▸ PROBLEM TO WORK ON: Please write out every line of the material exactly.

▸ EXERCISE DATA:
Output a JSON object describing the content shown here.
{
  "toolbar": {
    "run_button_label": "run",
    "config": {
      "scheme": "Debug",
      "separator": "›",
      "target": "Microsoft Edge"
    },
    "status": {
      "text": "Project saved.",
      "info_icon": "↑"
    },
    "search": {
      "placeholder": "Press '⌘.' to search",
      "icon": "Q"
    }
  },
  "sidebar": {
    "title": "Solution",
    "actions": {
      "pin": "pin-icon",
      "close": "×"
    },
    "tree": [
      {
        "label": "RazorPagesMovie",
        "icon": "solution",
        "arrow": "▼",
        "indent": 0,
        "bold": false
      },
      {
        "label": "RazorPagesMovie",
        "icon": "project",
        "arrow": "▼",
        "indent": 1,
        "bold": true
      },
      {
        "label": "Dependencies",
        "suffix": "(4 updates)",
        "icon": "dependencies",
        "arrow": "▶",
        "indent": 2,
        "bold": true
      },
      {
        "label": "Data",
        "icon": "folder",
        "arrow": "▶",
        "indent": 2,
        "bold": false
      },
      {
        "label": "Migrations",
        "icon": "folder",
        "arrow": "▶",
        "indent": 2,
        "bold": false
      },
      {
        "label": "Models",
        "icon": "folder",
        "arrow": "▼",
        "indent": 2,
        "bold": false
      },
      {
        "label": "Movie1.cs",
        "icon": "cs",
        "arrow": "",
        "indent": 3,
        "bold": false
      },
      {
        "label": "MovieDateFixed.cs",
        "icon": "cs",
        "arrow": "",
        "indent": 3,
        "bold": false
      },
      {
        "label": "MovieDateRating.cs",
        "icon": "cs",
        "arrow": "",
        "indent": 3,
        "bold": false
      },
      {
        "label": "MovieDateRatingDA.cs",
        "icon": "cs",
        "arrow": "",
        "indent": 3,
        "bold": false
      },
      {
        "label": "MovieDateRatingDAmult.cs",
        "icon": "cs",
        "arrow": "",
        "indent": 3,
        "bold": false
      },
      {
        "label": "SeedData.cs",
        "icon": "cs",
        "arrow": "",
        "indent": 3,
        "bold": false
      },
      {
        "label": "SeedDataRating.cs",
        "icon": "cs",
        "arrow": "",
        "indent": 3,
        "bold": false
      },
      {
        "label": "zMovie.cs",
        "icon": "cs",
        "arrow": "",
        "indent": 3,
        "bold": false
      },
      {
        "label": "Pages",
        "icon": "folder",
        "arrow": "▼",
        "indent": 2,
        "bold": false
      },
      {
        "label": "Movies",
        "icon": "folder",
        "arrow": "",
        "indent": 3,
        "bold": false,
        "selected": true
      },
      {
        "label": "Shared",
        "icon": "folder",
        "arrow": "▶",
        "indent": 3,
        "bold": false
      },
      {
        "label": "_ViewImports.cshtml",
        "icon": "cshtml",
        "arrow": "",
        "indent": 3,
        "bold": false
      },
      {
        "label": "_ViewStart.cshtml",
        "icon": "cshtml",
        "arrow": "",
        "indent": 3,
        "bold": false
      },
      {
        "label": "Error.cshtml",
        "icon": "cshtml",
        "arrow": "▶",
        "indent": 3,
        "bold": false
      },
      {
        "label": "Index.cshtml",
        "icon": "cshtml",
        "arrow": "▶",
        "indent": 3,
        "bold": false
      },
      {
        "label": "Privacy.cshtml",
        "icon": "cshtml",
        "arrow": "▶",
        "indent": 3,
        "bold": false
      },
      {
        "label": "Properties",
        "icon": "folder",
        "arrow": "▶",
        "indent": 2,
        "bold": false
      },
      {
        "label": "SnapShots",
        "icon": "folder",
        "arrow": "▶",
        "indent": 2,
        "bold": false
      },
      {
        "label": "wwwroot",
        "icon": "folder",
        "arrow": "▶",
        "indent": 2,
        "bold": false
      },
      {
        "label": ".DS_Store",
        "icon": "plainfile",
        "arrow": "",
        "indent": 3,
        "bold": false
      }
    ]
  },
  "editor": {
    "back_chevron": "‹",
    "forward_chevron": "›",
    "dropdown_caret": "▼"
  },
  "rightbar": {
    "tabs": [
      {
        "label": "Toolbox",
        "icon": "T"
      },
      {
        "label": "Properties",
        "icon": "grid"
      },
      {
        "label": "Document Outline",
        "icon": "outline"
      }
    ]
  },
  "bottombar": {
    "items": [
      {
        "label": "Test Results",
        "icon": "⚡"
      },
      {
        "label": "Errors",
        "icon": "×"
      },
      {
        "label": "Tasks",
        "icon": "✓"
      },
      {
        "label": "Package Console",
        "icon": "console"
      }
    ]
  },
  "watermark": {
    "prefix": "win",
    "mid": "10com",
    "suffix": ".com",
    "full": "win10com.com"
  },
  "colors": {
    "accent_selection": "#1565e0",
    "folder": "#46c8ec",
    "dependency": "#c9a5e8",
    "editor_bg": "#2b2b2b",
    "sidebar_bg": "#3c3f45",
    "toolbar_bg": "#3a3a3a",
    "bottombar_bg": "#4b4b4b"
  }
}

▸ EXPECTED ANSWER:
Output a JSON object describing the content shown here.
{
  "toolbar": {
    "run_button_label": "run",
    "config": {
      "scheme": "Debug",
      "separator": "›",
      "target": "Microsoft Edge"
    },
    "status": {
      "text": "Project saved.",
      "info_icon": "↑"
    },
    "search": {
      "placeholder": "Press '⌘.' to search",
      "icon": "Q"
    }
  },
  "sidebar": {
    "title": "Solution",
    "actions": {
      "pin": "pin-icon",
      "close": "×"
    },
    "tree": [
      {
        "label": "RazorPagesMovie",
        "icon": "solution",
        "arrow": "▼",
        "indent": 0,
        "bold": false
      },
      {
        "label": "RazorPagesMovie",
        "icon": "project",
        "arrow": "▼",
        "indent": 1,
        "bold": true
      },
      {
        "label": "Dependencies",
        "suffix": "(4 updates)",
        "icon": "dependencies",
        "arrow": "▶",
        "indent": 2,
        "bold": true
      },
      {
        "label": "Data",
        "icon": "folder",
        "arrow": "▶",
        "indent": 2,
        "bold": false
      },
      {
        "label": "Migrations",
        "icon": "folder",
        "arrow": "▶",
        "indent": 2,
        "bold": false
      },
      {
        "label": "Models",
        "icon": "folder",
        "arrow": "▼",
        "indent": 2,
        "bold": false
      },
      {
        "label": "Movie1.cs",
        "icon": "cs",
        "arrow": "",
        "indent": 3,
        "bold": false
      },
      {
        "label": "MovieDateFixed.cs",
        "icon": "cs",
        "arrow": "",
        "indent": 3,
        "bold": false
      },
      {
        "label": "MovieDateRating.cs",
        "icon": "cs",
        "arrow": "",
        "indent": 3,
        "bold": false
      },
      {
        "label": "MovieDateRatingDA.cs",
        "icon": "cs",
        "arrow": "",
        "indent": 3,
        "bold": false
      },
      {
        "label": "MovieDateRatingDAmult.cs",
        "icon": "cs",
        "arrow": "",
        "indent": 3,
        "bold": false
      },
      {
        "label": "SeedData.cs",
        "icon": "cs",
        "arrow": "",
        "indent": 3,
        "bold": false
      },
      {
        "label": "SeedDataRating.cs",
        "icon": "cs",
        "arrow": "",
        "indent": 3,
        "bold": false
      },
      {
        "label": "zMovie.cs",
        "icon": "cs",
        "arrow": "",
        "indent": 3,
        "bold": false
      },
      {
        "label": "Pages",
        "icon": "folder",
        "arrow": "▼",
        "indent": 2,
        "bold": false
      },
      {
        "label": "Movies",
        "icon": "folder",
        "arrow": "",
        "indent": 3,
        "bold": false,
        "selected": true
      },
      {
        "label": "Shared",
        "icon": "folder",
        "arrow": "▶",
        "indent": 3,
        "bold": false
      },
      {
        "label": "_ViewImports.cshtml",
        "icon": "cshtml",
        "arrow": "",
        "indent": 3,
        "bold": false
      },
      {
        "label": "_ViewStart.cshtml",
        "icon": "cshtml",
        "arrow": "",
        "indent": 3,
        "bold": false
      },
      {
        "label": "Error.cshtml",
        "icon": "cshtml",
        "arrow": "▶",
        "indent": 3,
        "bold": false
      },
      {
        "label": "Index.cshtml",
        "icon": "cshtml",
        "arrow": "▶",
        "indent": 3,
        "bold": false
      },
      {
        "label": "Privacy.cshtml",
        "icon": "cshtml",
        "arrow": "▶",
        "indent": 3,
        "bold": false
      },
      {
        "label": "Properties",
        "icon": "folder",
        "arrow": "▶",
        "indent": 2,
        "bold": false
      },
      {
        "label": "SnapShots",
        "icon": "folder",
        "arrow": "▶",
        "indent": 2,
        "bold": false
      },
      {
        "label": "wwwroot",
        "icon": "folder",
        "arrow": "▶",
        "indent": 2,
        "bold": false
      },
      {
        "label": ".DS_Store",
        "icon": "plainfile",
        "arrow": "",
        "indent": 3,
        "bold": false
      }
    ]
  },
  "editor": {
    "back_chevron": "‹",
    "forward_chevron": "›",
    "dropdown_caret": "▼"
  },
  "rightbar": {
    "tabs": [
      {
        "label": "Toolbox",
        "icon": "T"
      },
      {
        "label": "Properties",
        "icon": "grid"
      },
      {
        "label": "Document Outline",
        "icon": "outline"
      }
    ]
  },
  "bottombar": {
    "items": [
      {
        "label": "Test Results",
        "icon": "⚡"
      },
      {
        "label": "Errors",
        "icon": "×"
      },
      {
        "label": "Tasks",
        "icon": "✓"
      },
      {
        "label": "Package Console",
        "icon": "console"
      }
    ]
  },
  "watermark": {
    "prefix": "win",
    "mid": "10com",
    "suffix": ".com",
    "full": "win10com.com"
  },
  "colors": {
    "accent_selection": "#1565e0",
    "folder": "#46c8ec",
    "dependency": "#c9a5e8",
    "editor_bg": "#2b2b2b",
    "sidebar_bg": "#3c3f45",
    "toolbar_bg": "#3a3a3a",
    "bottombar_bg": "#4b4b4b"
  }
}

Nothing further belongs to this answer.